"Sometimes I overstate for emphasis"
Part of an exchange between National Press Club President Tammy Lytle and U.S. Defense Secretary Donald Rumsfeld from seven days ago:
Lytle: On March 30th you said, referring to Iraqi weapons of mass destruction, quote, "We know where they are." Do you know where they are now? And will they be found?
Rumsfeld: When you quote me, as opposed to somebody else, I do remember the context. And in that instance, we had been in the country for about 15 seconds; sometimes I overstate for emphasis. The truth is, we'd been there about two weeks. And the forces were fighting up from the south -- maybe three weeks -- fighting up from the south, heading towards Baghdad. And we were besieged with questions: "You haven't found any weapons of mass destruction yet. Why not?" And I said, very simply: Because all of our information is that they are in the -- more -- closer to Baghdad, in the area from Baghdad north, and we were not physically on the ground in that area at the present time.
What we had, as Secretary Powell told the United Nations, is a long list of suspect sites. And they were sites that the inspectors had been in the process of looking at when they concluded that the inspection process really wasn't working, because of lack of cooperation on the part of Saddam Hussein's regime. And I said, "We know they're in that area." I should have said, "I believe we're in that area. Our intelligence tells us they're in that area," and that was our best judgment. And we were being pressed to find them while the war was still in its earliest, earliest days. And it seemed to me a somewhat unrealistic expectation.
And needless to say, here we are now, the major conflict ended May 1st. It's now September 10th. And the process is still going on. We've got hundreds and hundreds of people there under the leadership of Mr. David Kay, a former U.N. inspector, and they are proceeding in an orderly way, interviewing and interrogating people.
It was always pretty clear, to me, at least, that we were unlikely to just find something or discover something by going out and looking. It had to be because somebody told us where to look. And so, it's the interrogation process that is what's taking place, and that information is being accumulated, and they will make an interim report at some point, and then a final report at some point, and we'll have the outcome of it. But that is the -- I think the date on that was well before May 1st.
Lytle: But you do believe that they will be found at some point?
Rumsfeld: I do. I think that the U.S. intelligence and the intelligence services of the other countries were never perfect, and it was a closed society, but sufficiently good that we'll find the kind of evidence of programs that Secretary Powell presented to the United Nations.
When Rumsfeld takes questions from reporters he isn't engaging in an artistic exercise; the defense secretary is supposed to be giving honest answers to questions. It isn't an example of an "overstate[ment]" to say you know where something for certain when you in fact don't. It is a lie.
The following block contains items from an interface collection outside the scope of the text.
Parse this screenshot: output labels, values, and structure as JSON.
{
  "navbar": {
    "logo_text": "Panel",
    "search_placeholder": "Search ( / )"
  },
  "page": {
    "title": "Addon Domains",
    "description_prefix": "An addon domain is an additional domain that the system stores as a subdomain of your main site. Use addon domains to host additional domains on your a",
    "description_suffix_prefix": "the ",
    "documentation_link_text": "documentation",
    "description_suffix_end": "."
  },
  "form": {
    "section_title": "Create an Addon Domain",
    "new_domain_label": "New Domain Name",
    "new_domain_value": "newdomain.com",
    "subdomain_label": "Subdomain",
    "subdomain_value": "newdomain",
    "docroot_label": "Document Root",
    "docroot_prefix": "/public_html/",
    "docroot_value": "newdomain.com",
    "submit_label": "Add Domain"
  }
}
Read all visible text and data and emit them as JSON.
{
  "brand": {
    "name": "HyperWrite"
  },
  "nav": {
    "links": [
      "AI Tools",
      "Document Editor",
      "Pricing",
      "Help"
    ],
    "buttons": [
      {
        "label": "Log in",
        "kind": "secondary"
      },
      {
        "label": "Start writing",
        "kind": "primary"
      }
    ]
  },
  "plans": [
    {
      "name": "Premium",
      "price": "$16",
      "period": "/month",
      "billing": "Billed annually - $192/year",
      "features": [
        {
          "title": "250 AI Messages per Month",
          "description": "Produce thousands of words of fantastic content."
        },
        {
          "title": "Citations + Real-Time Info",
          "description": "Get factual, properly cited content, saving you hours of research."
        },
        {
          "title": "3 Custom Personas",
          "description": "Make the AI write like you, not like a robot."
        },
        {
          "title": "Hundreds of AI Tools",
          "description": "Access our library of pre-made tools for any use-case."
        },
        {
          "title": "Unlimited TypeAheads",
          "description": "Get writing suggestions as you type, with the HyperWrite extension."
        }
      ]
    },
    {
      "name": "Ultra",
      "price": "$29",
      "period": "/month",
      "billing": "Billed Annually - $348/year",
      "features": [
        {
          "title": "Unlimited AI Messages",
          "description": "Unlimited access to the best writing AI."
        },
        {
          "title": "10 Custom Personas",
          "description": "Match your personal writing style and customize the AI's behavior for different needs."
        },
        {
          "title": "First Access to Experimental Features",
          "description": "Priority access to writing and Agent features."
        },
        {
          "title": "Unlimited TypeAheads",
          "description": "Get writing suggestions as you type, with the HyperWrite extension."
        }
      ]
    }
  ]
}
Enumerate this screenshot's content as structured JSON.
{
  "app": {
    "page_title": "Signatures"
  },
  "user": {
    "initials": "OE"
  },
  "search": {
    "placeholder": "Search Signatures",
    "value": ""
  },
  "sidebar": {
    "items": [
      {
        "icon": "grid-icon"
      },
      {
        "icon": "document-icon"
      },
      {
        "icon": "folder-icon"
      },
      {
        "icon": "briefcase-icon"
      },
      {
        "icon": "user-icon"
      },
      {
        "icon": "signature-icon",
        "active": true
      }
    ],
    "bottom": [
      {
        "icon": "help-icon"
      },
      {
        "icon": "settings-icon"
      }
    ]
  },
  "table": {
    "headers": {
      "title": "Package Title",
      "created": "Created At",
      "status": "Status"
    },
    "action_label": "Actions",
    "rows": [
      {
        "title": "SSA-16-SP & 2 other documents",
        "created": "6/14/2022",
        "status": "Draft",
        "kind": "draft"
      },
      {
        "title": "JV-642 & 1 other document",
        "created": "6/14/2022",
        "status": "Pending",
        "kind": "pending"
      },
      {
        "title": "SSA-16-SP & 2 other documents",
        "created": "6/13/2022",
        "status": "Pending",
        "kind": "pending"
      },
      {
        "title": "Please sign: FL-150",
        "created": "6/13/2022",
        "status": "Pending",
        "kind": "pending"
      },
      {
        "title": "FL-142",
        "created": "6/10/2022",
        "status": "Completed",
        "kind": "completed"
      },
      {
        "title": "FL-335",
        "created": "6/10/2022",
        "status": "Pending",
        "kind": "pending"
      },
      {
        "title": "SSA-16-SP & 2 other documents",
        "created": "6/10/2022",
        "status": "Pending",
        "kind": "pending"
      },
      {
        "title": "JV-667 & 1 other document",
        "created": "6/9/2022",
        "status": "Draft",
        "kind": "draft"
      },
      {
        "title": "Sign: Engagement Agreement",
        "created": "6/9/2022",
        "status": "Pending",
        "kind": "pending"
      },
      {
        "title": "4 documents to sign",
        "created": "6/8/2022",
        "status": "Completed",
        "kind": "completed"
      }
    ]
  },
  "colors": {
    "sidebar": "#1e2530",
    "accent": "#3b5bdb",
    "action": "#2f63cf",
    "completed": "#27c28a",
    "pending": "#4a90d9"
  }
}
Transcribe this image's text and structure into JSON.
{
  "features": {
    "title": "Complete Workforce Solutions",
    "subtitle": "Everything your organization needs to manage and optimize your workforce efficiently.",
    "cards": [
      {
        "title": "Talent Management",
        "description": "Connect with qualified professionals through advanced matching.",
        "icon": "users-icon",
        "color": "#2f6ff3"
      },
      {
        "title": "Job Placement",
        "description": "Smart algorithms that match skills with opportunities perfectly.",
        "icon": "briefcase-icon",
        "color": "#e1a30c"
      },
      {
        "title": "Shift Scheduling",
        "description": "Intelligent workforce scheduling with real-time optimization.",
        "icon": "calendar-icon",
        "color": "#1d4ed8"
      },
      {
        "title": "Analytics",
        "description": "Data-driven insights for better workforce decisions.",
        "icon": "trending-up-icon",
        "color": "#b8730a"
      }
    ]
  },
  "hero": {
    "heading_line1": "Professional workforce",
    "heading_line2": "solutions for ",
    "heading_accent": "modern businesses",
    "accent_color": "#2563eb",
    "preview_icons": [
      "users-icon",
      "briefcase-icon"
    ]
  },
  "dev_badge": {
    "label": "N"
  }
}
But even beyond that, Rumsfeld's story reveals that Team Bush didn't take the "threat" of weapons of mass destruction seriously. They were "being pressed to find them while the war was still in its earliest, earliest days" because to not find them was assumed to mean that the brave and great and wonderful U.S. military would continue to potentially face a threat from them. Why? Because the Bush Administration said they were a threat, a claim that appears to be false. Either that or the Bush Administration is incompetent.